“These things are once-in-a-lifetime,” she said by phone. “The mission has always been to elevate our sport, continue to grow our sport and bring positive change. It’s been very, very cool to be representing all of my communities … and also being a role model for Black youth in our sport.
“That’s really important to me,” she added. “I’ve been getting lots of messages from kids on Instagram, and on Twitter, saying how cool it is to see someone that looks like me out there.”

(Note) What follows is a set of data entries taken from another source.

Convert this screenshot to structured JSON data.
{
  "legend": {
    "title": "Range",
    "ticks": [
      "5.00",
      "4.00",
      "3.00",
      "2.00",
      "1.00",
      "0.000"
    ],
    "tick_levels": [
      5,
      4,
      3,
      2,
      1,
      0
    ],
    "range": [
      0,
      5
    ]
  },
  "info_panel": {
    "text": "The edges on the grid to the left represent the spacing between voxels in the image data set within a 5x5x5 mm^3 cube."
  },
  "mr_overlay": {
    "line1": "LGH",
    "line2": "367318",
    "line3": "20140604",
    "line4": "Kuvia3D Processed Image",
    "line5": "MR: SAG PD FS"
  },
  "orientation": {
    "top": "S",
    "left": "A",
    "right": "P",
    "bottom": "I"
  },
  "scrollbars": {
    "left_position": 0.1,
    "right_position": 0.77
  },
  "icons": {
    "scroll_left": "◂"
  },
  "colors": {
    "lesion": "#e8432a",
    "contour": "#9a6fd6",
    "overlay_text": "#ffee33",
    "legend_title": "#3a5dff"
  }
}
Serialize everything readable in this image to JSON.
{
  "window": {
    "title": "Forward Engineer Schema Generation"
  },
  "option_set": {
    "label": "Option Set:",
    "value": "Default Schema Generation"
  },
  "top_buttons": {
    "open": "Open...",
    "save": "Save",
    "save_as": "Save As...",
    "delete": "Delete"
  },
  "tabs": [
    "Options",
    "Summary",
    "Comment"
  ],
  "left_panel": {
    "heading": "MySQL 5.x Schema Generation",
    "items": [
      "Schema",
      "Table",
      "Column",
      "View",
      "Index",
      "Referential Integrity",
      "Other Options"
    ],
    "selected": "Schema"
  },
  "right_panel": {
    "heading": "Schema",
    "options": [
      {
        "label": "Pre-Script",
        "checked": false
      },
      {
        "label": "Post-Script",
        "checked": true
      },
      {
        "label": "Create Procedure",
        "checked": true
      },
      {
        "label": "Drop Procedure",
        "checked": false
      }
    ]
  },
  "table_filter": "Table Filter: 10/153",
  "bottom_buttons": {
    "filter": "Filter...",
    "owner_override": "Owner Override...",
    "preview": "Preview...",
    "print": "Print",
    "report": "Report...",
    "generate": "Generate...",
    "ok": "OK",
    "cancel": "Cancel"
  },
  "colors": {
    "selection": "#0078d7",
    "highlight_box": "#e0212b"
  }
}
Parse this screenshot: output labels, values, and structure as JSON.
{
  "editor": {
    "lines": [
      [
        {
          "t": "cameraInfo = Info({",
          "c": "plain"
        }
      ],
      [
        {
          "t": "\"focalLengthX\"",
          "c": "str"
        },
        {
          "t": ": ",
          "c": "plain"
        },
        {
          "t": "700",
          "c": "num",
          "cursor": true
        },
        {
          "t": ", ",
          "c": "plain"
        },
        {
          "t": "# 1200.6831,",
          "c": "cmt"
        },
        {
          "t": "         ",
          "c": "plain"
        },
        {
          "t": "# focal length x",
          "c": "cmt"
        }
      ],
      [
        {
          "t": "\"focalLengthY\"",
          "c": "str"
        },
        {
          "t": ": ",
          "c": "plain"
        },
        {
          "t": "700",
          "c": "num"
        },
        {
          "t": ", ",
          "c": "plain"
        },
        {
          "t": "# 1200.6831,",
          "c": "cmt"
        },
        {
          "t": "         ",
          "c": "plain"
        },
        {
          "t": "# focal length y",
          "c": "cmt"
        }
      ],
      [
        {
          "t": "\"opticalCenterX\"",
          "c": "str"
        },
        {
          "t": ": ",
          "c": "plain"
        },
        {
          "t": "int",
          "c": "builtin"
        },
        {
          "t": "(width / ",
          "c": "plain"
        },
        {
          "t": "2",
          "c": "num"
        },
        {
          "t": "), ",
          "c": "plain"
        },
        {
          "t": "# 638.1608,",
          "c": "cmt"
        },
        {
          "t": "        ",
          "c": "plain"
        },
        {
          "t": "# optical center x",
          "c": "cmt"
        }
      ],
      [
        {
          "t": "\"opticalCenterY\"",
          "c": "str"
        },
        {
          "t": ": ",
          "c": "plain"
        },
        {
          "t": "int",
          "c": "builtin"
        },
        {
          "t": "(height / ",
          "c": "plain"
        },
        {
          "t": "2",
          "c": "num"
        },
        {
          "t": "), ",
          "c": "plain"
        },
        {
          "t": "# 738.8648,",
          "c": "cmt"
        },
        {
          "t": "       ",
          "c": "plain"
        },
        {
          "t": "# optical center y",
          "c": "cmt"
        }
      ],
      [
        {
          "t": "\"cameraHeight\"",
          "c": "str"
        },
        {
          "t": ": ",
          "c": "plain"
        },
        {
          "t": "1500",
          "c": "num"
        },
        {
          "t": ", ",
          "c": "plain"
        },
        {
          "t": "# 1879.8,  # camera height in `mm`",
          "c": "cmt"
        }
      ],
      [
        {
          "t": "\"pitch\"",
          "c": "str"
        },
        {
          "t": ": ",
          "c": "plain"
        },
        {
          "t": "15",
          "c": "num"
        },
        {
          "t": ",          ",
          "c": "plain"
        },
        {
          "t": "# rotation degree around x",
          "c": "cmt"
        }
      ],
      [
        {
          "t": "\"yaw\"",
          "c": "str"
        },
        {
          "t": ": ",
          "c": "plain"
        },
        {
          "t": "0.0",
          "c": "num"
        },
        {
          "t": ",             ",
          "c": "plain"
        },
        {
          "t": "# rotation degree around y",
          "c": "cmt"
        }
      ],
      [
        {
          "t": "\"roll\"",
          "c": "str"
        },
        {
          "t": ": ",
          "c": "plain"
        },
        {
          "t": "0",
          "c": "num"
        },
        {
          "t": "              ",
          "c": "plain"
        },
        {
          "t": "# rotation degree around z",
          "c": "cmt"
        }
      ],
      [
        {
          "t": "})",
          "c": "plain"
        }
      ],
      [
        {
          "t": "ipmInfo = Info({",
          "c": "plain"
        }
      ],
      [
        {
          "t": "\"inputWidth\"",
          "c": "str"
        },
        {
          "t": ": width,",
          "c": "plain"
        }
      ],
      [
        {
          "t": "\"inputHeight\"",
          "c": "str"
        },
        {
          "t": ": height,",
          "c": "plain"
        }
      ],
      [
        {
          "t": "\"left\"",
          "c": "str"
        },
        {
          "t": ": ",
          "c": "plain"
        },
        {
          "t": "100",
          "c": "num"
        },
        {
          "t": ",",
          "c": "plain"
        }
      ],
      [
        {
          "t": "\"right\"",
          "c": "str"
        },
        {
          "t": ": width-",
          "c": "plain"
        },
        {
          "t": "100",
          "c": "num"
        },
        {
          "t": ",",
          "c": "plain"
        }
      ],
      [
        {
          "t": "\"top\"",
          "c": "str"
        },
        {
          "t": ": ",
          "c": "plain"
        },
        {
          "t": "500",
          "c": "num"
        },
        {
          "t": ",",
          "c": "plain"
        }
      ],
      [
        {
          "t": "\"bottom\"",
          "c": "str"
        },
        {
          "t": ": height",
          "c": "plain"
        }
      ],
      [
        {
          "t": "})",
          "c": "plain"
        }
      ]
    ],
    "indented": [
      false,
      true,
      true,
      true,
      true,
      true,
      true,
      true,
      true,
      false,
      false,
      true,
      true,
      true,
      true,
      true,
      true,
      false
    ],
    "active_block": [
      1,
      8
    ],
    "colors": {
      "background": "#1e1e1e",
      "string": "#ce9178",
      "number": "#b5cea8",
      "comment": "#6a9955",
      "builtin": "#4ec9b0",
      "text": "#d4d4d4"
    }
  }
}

The U.S. women’s water polo team was an overwhelming favorite to win the gold, yet the journey to the 14-5 title-game victory over Spain – Johnson, a goalkeeper, saved 11 of 15 shots – was anything but easy. In March 2020, the team took a break from training as COVID-19 emerged, and the break turned into months of isolation, doubt and worry. Johnson and her peers were devastated when the Olympics, originally scheduled for that summer, were canceled because of the pandemic.
Johnson remained in California, enduring solo workouts in her apartment and little pool time. The team didn’t resume training together until November 2020 and, even then, practices took place with no contact and in small groups. Yet, somehow, Johnson felt enormous gratitude that fueled her through the uncertain winter.
“I got a little shift in perspective,” she said. “I was choosing to be here. It’s such a cool opportunity that I get to work hard in this environment, among all of these high-achieving women, and to have the structure of a team, and support of a team.”
The closeness of the women’s team helped during the Olympics, which took place in empty arenas because of the ban on spectators. The water polo Olympians shared emails and videos from family and friends. And they supported one another.
“We just thought: ‘We’ve been each other’s biggest fans, and biggest support for so long, this is just another tournament to do that, and our support is going to be even greater,’” Johnson said.
Johnson held video calls with her family throughout the Games; maintained “a constant text conversation” with her sister Chelsea Johnson ’14; and felt love from the entire Miami and Ransom Everglades communities. After her stay in New York, she planned to enjoy some time with her mother and siblings in Miami before heading to Greece to play water polo professionally.
“Every Olympic experience is different … but this one was really different,” she said. “As much as it’s been overwhelming, it’s just so rewarding to see all of this come to fruition.”
“I’ve been getting lots of messages from kids on Instagram, and on Twitter, saying how cool it is to see someone that looks like me out there.”– Ashleigh Johnson ’12